WILLIAMSBURG– Irish dance runs through Sara Zimmerman’s blood and Saint Patrick’s Day is far from a one-day celebration at the Rhodes Academy of Irish Dance.
Zimmerman began Irish dance at the age of nine and never looked back. The love of dance came early on, but it was the exposure to Riverdance that sealed the deal.
“I started dancing because I watched Riverdance on PBS. My grandma saw Riverdance and Michael Flately and she said ‘Oh this is great’ and she showed me and I fell in love with it. This was before the age of internet and social media so it took a bit to figure out where classes were locally but we found someone in Virginia Beach. I stuck with it and committed to it and showed the passion so we just never stopped,” Zimmerman said.
Zimmerman competed internationally in the art of Irish dance until she was 23. The competitive world gave way to the idea of performing Irish dance in shows. As a Hampton Roads local, Zimmerman saw Celtic Fyre at Busch Gardens and knew she belonged on that stage.
“I wanted to get into shows from day one. I didn’t even know there was a competition side to Irish dance. When I found that in order to get into shows, you had to compete, I just said ‘okay, I guess this is what I have to do.'” Zimmerman says.
While continuing to compete, Zimmerman found her way onto the Abbey Stone Theater stage at Busch Gardens. Beginning her career in Celtic Fyre as a substitute dancer, she worked her way through the ranks and was eventually cast as the bride in the show.
Now working to teach the next generation of Irish dancers, Zimmerman is a one woman show at Rhodes Academy of Irish Dance. Part teacher, part business owner, part competitive coach, part office assistant, Zimmerman does it all and loves every second.
“Growing up, I was always one of the older dancers and I’m also one of those types of people who hates to see people struggle. If there were kids that were struggling with a step or the teacher wasn’t necessarily working with them one on one, I stepped in and offered to help. I just found it very easy to instruct and it just clicked with me,” Zimmerman shared.
The dancers at Rhodes Academy know that March will always be their busy season. With all sorts of Saint Patrick’s Day events scheduled throughout the peninsula, it’s no surprise that most evenings and weekends are filled with reels and jigs.
Zimmerman’s life has come full circle as now some of her very own students are dancing on the very same stage at Busch Gardens where she got her start. When Zimmerman looks back at the life that Irish dance has provided for her, it’s been filled with positive and dreamlike moments. One of the standout memories is dancing alongside Irish dance legend Michael Flatley.
“I auditioned and I was one of five dancers accepted to do the Eastern European tour of Riverdance.
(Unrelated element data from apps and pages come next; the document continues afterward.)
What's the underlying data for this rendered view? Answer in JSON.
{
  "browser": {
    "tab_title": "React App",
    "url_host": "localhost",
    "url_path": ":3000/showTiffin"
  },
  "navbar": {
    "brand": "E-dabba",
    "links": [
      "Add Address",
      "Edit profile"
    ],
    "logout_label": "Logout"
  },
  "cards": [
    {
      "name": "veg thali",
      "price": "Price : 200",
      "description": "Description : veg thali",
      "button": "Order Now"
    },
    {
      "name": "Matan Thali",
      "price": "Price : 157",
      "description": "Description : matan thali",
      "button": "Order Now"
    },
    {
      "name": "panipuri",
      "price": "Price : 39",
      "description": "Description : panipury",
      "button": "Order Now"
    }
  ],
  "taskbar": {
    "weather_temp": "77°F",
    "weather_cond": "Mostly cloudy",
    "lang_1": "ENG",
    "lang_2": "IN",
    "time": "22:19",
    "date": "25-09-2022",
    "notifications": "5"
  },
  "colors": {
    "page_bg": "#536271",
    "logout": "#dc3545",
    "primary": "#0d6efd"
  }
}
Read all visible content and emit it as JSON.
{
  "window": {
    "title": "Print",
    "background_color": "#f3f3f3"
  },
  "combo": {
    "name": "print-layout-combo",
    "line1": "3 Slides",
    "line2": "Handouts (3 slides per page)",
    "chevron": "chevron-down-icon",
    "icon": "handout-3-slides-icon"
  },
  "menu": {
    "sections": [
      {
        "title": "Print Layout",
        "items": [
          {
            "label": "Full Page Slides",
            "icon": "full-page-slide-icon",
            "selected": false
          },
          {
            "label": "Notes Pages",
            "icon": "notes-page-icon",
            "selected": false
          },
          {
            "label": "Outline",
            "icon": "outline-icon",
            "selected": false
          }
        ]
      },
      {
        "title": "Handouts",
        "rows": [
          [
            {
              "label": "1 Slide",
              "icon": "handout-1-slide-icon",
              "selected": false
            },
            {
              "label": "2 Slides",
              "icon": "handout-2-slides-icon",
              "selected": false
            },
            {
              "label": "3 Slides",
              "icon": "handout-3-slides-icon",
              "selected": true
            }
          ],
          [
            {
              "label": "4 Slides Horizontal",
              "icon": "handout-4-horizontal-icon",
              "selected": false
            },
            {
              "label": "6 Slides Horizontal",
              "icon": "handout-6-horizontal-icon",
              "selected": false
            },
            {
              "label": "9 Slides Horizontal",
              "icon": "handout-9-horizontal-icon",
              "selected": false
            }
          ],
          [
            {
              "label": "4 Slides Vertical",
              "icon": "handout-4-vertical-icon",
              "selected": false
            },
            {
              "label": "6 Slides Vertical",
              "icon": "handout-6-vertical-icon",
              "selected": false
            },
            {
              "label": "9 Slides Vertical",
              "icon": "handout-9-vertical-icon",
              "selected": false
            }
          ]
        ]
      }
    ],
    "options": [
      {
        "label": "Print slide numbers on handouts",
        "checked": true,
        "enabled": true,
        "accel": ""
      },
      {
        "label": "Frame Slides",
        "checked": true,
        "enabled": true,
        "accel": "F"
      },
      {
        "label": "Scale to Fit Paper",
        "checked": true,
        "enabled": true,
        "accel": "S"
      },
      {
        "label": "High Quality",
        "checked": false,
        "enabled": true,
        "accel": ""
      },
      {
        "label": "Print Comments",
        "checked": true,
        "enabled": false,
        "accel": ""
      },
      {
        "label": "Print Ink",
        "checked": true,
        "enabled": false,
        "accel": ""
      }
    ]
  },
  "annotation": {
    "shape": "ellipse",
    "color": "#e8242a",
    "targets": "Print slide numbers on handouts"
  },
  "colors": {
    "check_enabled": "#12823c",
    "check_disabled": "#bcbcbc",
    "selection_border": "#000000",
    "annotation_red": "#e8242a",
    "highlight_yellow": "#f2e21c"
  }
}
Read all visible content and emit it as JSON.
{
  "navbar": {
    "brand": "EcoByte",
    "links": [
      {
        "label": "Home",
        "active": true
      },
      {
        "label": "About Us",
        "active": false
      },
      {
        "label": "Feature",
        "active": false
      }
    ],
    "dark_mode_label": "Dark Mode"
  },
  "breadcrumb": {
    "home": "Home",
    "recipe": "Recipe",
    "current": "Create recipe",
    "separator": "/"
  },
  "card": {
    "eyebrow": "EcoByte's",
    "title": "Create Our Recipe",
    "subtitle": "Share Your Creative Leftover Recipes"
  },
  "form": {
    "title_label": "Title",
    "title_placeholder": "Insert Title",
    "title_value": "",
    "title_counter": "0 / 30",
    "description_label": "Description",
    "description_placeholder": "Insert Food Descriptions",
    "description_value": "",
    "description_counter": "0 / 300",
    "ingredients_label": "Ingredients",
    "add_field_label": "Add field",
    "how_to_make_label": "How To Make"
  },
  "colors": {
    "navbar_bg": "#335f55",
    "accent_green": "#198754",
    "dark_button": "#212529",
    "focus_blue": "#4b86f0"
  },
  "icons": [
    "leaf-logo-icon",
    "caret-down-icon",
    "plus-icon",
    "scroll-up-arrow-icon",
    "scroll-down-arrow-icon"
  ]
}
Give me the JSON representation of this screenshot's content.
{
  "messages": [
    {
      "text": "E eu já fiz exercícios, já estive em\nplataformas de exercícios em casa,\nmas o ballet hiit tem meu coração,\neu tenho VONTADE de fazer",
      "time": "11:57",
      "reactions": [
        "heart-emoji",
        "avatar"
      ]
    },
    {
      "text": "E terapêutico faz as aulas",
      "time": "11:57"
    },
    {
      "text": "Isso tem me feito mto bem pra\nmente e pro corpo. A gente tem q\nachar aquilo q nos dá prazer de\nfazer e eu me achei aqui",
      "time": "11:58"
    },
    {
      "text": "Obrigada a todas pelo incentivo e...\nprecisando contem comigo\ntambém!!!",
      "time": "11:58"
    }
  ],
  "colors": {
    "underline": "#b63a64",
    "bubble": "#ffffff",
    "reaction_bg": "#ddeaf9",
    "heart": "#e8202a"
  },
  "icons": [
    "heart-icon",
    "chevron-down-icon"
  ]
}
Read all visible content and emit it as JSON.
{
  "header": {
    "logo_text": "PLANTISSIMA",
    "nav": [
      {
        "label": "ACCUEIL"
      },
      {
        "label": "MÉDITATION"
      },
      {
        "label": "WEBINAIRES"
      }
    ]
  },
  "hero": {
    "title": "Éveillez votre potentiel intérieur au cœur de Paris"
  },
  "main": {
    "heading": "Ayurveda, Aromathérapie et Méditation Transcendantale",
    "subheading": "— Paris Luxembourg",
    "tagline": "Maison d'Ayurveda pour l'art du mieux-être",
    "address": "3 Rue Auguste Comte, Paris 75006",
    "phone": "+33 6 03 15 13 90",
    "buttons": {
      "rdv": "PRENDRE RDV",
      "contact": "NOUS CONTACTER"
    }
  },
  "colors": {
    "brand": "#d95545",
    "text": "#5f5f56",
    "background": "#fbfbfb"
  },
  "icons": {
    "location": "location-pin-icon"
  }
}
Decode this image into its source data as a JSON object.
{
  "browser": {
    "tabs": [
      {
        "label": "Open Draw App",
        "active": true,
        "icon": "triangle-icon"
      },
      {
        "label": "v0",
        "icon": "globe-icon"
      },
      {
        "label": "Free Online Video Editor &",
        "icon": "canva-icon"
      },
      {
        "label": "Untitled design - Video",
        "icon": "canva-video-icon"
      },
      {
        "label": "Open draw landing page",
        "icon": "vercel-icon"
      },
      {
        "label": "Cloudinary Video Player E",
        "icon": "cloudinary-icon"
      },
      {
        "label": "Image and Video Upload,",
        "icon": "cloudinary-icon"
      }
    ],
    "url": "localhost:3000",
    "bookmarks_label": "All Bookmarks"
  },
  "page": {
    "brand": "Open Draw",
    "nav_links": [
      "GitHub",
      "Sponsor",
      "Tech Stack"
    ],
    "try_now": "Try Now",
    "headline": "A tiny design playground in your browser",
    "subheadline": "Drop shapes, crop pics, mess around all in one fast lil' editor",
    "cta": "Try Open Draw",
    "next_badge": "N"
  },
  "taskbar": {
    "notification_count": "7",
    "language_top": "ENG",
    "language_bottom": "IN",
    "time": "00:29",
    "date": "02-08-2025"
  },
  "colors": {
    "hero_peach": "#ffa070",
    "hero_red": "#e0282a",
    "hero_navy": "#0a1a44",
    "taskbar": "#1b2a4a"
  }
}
We toured for a month in Eastern Europe and then they brought the cast back to New York City where I danced for six weeks on Broadway with Michael Flately. That was one of his last shows that he did before he officially retired and that was such a dream come true. I was directly behind him in the show and I still close my eyes and see him dancing right in front of me,” Zimmerman said.
As Saint Patrick’s Day comes to a close in 2023, things at Rhodes Academy are just starting. Students are busy rehearsing for regional competitions with the hopes of qualifying to the World Championships slated for April 2-9 in Montreal.
For more information on Rhodes Academy of Irish Dance, visit RhodesIrishDance.com.